## Work request
Copy all the lines of the data that include the word "what".

___

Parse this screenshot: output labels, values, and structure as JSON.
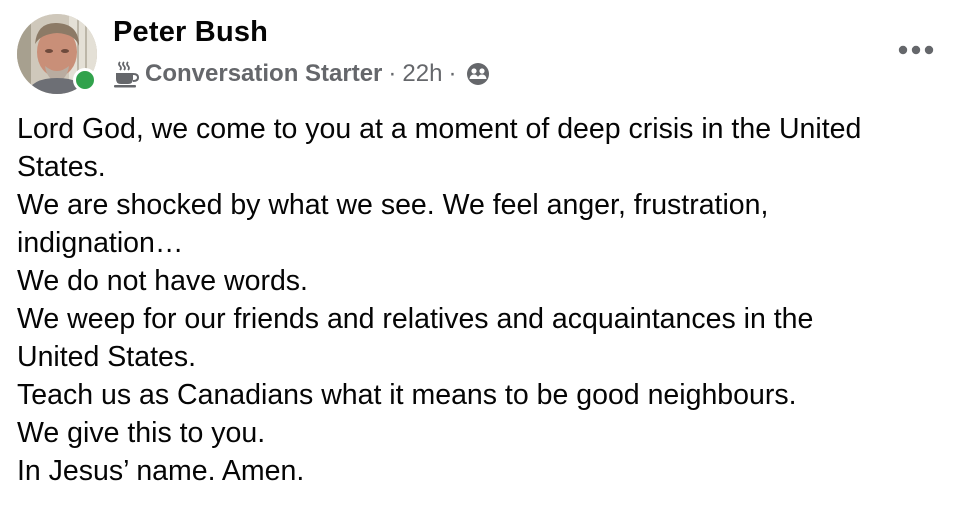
{
  "post": {
    "author_name": "Peter Bush",
    "online_status": "online",
    "badge": {
      "label": "Conversation Starter",
      "icon": "coffee-cup-icon"
    },
    "timestamp": "22h",
    "separator": "·",
    "audience_icon": "friends-audience-icon",
    "more_icon": "more-options-icon",
    "message_lines": [
      "Lord God, we come to you at a moment of deep crisis in the United",
      "States.",
      "We are shocked by what we see. We feel anger, frustration,",
      "indignation…",
      "We do not have words.",
      "We weep for our friends and relatives and acquaintances in the",
      "United States.",
      "Teach us as Canadians what it means to be good neighbours.",
      "We give this to you.",
      "In Jesus’ name. Amen."
    ]
  },
  "colors": {
    "text_primary": "#050505",
    "text_secondary": "#65676b",
    "online_green": "#31a24c",
    "background": "#ffffff"
  }
}
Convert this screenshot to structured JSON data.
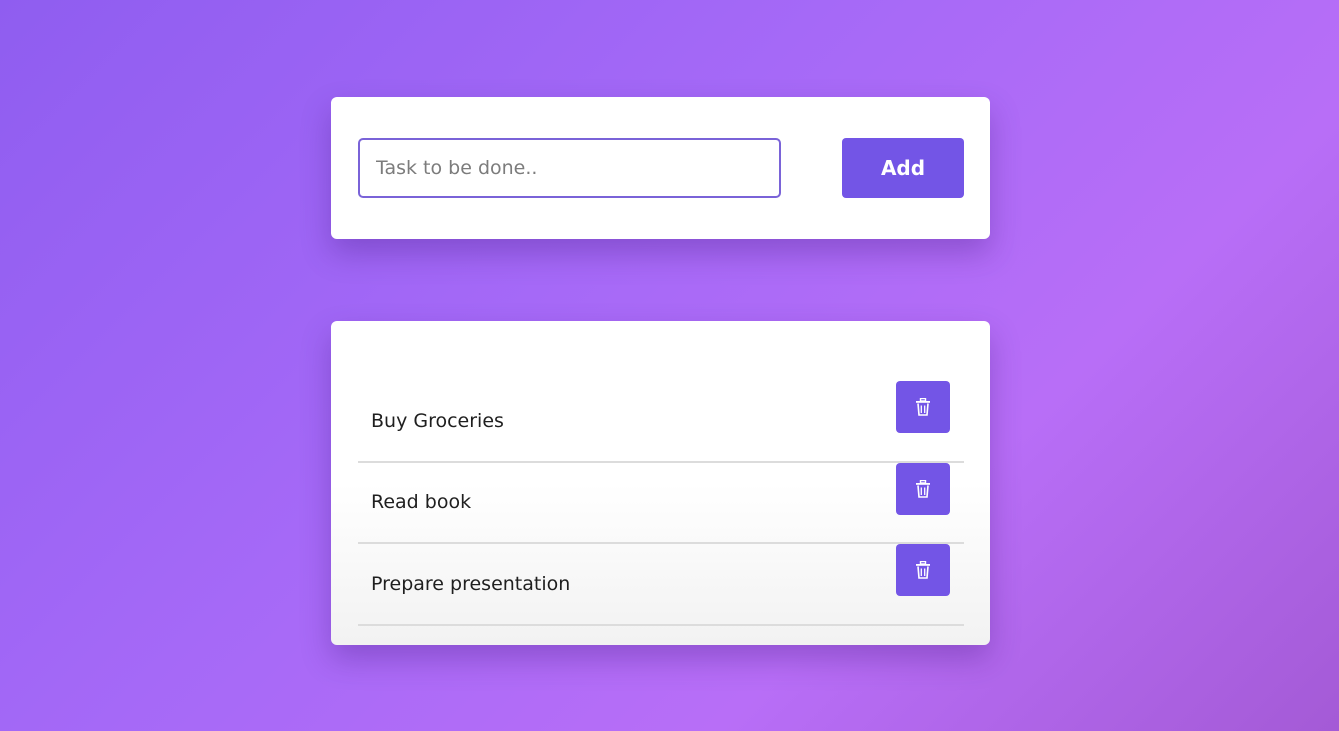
{
  "form": {
    "input_placeholder": "Task to be done..",
    "input_value": "",
    "add_label": "Add"
  },
  "tasks": [
    {
      "label": "Buy Groceries",
      "delete_icon": "trash-icon"
    },
    {
      "label": "Read book",
      "delete_icon": "trash-icon"
    },
    {
      "label": "Prepare presentation",
      "delete_icon": "trash-icon"
    }
  ],
  "colors": {
    "accent": "#7355e6",
    "background_gradient_start": "#8f5df0",
    "background_gradient_end": "#b86ef7",
    "card": "#ffffff",
    "divider": "#dcdcdc"
  }
}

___

## Reply
      "We are shocked by what we see. We feel anger, frustration,",
      "Teach us as Canadians what it means to be good neighbours.",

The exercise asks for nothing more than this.